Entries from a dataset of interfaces
☆ ☆ ☆ ☆ ☆
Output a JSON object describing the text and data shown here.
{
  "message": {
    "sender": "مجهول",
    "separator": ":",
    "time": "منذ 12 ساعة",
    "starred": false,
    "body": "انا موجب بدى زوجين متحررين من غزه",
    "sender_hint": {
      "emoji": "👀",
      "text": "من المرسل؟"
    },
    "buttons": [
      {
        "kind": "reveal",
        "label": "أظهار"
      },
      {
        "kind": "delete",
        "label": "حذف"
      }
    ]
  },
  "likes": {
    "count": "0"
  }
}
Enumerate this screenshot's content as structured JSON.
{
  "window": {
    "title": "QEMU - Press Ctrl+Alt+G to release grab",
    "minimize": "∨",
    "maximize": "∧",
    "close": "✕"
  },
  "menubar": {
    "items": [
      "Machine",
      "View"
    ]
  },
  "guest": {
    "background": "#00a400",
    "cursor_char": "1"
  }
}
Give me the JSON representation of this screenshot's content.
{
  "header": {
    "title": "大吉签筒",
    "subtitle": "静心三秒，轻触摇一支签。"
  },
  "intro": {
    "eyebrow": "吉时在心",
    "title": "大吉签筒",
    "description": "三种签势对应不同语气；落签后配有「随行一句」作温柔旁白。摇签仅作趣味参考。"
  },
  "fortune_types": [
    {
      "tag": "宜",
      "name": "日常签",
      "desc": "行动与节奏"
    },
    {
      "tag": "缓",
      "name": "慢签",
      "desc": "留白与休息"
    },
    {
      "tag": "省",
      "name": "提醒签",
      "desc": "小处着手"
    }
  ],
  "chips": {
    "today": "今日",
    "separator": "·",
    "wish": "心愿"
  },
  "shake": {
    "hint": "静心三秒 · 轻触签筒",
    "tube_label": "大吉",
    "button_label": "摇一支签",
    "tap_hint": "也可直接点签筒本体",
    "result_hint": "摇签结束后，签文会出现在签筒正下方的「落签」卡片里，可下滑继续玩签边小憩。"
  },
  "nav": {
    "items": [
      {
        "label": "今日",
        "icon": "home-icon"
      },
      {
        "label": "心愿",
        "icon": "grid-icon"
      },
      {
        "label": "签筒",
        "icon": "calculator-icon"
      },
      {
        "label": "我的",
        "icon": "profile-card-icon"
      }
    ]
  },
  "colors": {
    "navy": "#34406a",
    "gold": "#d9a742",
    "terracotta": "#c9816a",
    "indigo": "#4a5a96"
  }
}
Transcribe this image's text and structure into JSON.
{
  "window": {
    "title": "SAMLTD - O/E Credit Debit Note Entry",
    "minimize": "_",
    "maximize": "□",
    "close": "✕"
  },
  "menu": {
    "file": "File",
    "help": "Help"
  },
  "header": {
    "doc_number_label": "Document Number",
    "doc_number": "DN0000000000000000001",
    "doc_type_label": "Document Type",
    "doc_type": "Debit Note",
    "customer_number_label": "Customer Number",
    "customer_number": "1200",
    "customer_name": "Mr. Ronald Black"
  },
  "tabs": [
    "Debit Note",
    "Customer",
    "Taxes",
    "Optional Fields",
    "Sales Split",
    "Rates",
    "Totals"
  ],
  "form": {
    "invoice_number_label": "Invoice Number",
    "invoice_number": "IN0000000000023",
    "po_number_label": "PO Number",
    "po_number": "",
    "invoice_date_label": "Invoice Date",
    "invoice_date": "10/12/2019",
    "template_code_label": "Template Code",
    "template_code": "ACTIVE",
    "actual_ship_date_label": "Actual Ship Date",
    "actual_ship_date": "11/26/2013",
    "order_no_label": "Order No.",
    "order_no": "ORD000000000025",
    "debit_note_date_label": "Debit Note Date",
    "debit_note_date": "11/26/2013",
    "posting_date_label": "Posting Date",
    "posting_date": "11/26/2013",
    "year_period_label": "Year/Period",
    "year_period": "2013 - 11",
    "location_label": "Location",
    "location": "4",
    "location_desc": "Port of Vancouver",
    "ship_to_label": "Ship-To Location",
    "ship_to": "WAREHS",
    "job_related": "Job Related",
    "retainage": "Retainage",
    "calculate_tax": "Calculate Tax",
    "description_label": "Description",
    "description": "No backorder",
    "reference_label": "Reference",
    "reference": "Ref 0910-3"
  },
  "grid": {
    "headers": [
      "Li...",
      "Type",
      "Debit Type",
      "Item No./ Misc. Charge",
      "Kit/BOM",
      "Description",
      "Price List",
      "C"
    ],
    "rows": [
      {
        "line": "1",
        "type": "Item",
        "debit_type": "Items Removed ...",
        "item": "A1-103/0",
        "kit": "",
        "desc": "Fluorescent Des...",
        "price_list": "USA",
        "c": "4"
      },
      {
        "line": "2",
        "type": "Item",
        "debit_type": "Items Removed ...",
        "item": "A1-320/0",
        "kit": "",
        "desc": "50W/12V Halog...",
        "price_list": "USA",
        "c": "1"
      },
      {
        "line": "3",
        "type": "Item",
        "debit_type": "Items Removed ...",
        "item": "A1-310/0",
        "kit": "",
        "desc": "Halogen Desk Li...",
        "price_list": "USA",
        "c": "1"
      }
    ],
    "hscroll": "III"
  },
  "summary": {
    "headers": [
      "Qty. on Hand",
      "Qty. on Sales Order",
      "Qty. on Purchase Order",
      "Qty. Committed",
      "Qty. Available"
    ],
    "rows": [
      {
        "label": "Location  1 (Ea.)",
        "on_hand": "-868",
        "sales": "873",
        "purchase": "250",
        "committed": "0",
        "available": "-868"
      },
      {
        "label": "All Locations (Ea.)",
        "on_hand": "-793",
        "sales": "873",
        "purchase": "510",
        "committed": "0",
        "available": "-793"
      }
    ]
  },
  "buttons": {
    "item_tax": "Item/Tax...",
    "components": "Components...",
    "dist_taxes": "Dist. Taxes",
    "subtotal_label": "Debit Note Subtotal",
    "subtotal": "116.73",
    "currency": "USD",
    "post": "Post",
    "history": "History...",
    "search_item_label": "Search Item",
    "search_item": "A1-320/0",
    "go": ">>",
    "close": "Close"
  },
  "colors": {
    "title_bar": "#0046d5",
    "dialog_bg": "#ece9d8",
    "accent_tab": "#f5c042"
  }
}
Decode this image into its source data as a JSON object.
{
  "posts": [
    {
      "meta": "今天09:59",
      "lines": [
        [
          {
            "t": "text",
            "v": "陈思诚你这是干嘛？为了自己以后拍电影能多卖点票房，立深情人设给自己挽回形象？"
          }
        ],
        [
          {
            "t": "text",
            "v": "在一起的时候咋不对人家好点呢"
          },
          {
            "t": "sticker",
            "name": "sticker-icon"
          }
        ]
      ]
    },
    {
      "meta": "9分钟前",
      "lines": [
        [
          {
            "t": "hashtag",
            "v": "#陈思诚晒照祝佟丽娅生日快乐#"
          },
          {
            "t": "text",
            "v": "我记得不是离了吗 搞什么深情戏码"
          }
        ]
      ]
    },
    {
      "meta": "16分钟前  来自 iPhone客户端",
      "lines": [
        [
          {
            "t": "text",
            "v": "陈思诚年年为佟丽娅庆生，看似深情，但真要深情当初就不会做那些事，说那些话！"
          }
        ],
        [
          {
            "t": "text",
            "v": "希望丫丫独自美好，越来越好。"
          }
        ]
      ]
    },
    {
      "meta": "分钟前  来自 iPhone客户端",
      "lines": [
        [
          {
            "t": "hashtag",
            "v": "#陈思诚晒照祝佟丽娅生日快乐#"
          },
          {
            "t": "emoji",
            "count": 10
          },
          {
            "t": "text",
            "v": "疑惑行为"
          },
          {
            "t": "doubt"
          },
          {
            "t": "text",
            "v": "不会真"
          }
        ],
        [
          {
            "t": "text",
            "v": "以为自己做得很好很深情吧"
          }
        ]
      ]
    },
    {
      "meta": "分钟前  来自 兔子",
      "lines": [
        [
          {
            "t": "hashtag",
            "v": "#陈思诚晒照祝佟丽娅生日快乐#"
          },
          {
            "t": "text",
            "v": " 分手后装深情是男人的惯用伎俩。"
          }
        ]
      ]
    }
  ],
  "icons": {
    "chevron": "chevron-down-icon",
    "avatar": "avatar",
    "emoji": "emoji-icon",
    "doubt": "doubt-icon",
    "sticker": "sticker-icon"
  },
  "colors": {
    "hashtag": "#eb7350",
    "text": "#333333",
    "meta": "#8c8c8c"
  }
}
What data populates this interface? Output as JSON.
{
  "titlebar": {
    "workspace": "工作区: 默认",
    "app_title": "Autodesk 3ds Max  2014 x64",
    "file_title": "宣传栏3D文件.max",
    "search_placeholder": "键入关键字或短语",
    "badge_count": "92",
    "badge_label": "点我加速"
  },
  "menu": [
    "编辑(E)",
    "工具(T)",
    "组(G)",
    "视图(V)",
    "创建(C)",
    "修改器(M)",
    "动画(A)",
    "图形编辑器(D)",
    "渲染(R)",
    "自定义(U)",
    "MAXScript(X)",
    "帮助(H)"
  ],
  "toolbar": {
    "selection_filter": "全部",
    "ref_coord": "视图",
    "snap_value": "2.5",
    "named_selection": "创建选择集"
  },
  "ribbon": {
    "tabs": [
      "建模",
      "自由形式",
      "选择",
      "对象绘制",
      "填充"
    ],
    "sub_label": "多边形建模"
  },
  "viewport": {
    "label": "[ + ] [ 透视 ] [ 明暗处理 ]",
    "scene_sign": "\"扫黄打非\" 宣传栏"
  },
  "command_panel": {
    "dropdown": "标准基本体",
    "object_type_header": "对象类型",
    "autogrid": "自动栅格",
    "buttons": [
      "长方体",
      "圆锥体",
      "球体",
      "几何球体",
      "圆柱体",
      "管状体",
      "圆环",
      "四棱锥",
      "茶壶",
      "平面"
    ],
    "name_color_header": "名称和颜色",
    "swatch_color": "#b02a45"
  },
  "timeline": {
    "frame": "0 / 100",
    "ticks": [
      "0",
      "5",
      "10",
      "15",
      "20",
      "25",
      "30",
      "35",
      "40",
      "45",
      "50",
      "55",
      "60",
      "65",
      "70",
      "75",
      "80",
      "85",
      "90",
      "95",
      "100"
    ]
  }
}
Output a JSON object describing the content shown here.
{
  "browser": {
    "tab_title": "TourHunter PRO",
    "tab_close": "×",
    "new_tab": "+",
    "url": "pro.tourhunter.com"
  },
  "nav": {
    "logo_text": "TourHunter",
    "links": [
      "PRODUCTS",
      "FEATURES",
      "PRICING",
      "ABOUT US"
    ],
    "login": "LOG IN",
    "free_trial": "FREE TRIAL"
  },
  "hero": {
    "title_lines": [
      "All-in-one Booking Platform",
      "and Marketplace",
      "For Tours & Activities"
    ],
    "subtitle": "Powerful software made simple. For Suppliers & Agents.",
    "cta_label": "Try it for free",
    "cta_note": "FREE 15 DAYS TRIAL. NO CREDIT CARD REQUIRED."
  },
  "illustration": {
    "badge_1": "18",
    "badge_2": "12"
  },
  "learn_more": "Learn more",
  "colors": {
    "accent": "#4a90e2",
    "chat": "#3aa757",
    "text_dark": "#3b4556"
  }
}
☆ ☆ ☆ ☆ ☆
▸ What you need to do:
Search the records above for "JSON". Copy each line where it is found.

▸ Task result:
Output a JSON object describing the text and data shown here.
Enumerate this screenshot's content as structured JSON.
Give me the JSON representation of this screenshot's content.
Transcribe this image's text and structure into JSON.
Decode this image into its source data as a JSON object.
What data populates this interface? Output as JSON.
Output a JSON object describing the content shown here.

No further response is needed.